YOUR GOAL -
Your task is to restate every entry below word for word and omit the images.

::: DATA UNDER STUDY

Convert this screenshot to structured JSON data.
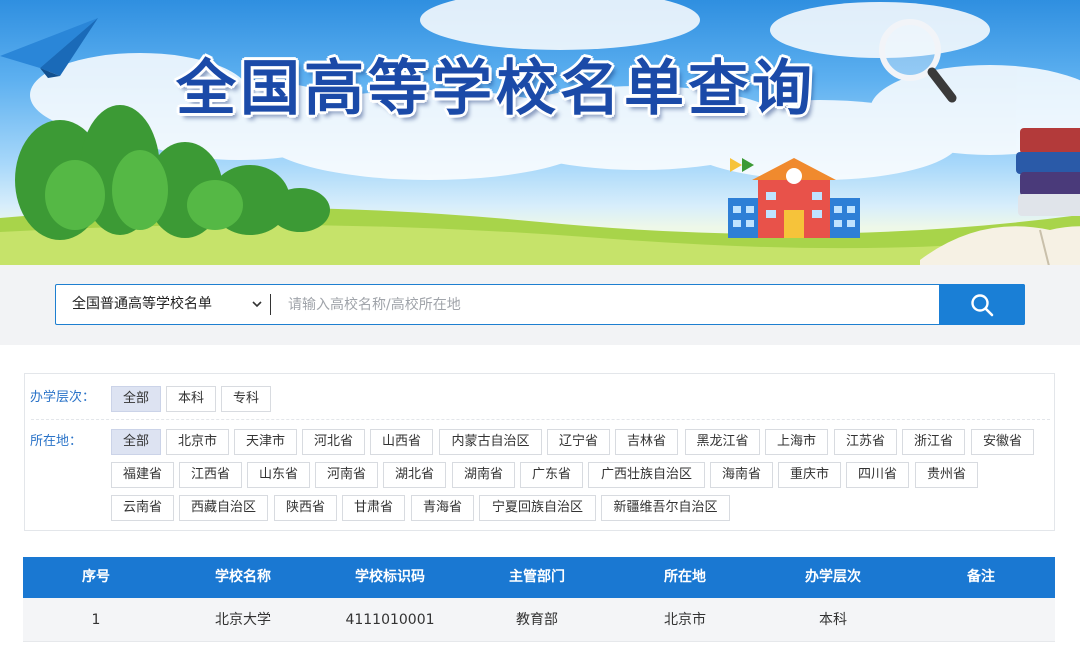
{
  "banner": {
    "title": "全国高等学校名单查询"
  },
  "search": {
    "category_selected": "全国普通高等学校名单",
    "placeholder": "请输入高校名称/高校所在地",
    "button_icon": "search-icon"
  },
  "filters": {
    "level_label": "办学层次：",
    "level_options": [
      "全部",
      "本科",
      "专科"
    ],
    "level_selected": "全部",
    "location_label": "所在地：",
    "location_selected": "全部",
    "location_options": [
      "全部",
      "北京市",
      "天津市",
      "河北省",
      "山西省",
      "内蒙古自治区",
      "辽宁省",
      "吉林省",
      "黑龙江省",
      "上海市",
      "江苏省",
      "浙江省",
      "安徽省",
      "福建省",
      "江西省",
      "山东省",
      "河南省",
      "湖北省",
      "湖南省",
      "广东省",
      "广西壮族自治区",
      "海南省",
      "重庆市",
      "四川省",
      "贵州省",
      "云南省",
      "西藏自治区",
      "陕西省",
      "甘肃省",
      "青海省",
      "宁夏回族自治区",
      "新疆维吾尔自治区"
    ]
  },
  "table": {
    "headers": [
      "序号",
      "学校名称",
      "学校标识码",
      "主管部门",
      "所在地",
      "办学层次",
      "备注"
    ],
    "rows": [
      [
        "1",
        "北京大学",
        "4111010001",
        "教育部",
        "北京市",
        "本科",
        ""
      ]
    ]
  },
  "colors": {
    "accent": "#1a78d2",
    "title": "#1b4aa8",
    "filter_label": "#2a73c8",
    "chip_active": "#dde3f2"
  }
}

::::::

PROBLEM SOLUTION -
Convert this screenshot to structured JSON data.
{
  "banner": {
    "title": "全国高等学校名单查询"
  },
  "search": {
    "category_selected": "全国普通高等学校名单",
    "placeholder": "请输入高校名称/高校所在地",
    "button_icon": "search-icon"
  },
  "filters": {
    "level_label": "办学层次：",
    "level_options": [
      "全部",
      "本科",
      "专科"
    ],
    "level_selected": "全部",
    "location_label": "所在地：",
    "location_selected": "全部",
    "location_options": [
      "全部",
      "北京市",
      "天津市",
      "河北省",
      "山西省",
      "内蒙古自治区",
      "辽宁省",
      "吉林省",
      "黑龙江省",
      "上海市",
      "江苏省",
      "浙江省",
      "安徽省",
      "福建省",
      "江西省",
      "山东省",
      "河南省",
      "湖北省",
      "湖南省",
      "广东省",
      "广西壮族自治区",
      "海南省",
      "重庆市",
      "四川省",
      "贵州省",
      "云南省",
      "西藏自治区",
      "陕西省",
      "甘肃省",
      "青海省",
      "宁夏回族自治区",
      "新疆维吾尔自治区"
    ]
  },
  "table": {
    "headers": [
      "序号",
      "学校名称",
      "学校标识码",
      "主管部门",
      "所在地",
      "办学层次",
      "备注"
    ],
    "rows": [
      [
        "1",
        "北京大学",
        "4111010001",
        "教育部",
        "北京市",
        "本科",
        ""
      ]
    ]
  },
  "colors": {
    "accent": "#1a78d2",
    "title": "#1b4aa8",
    "filter_label": "#2a73c8",
    "chip_active": "#dde3f2"
  }
}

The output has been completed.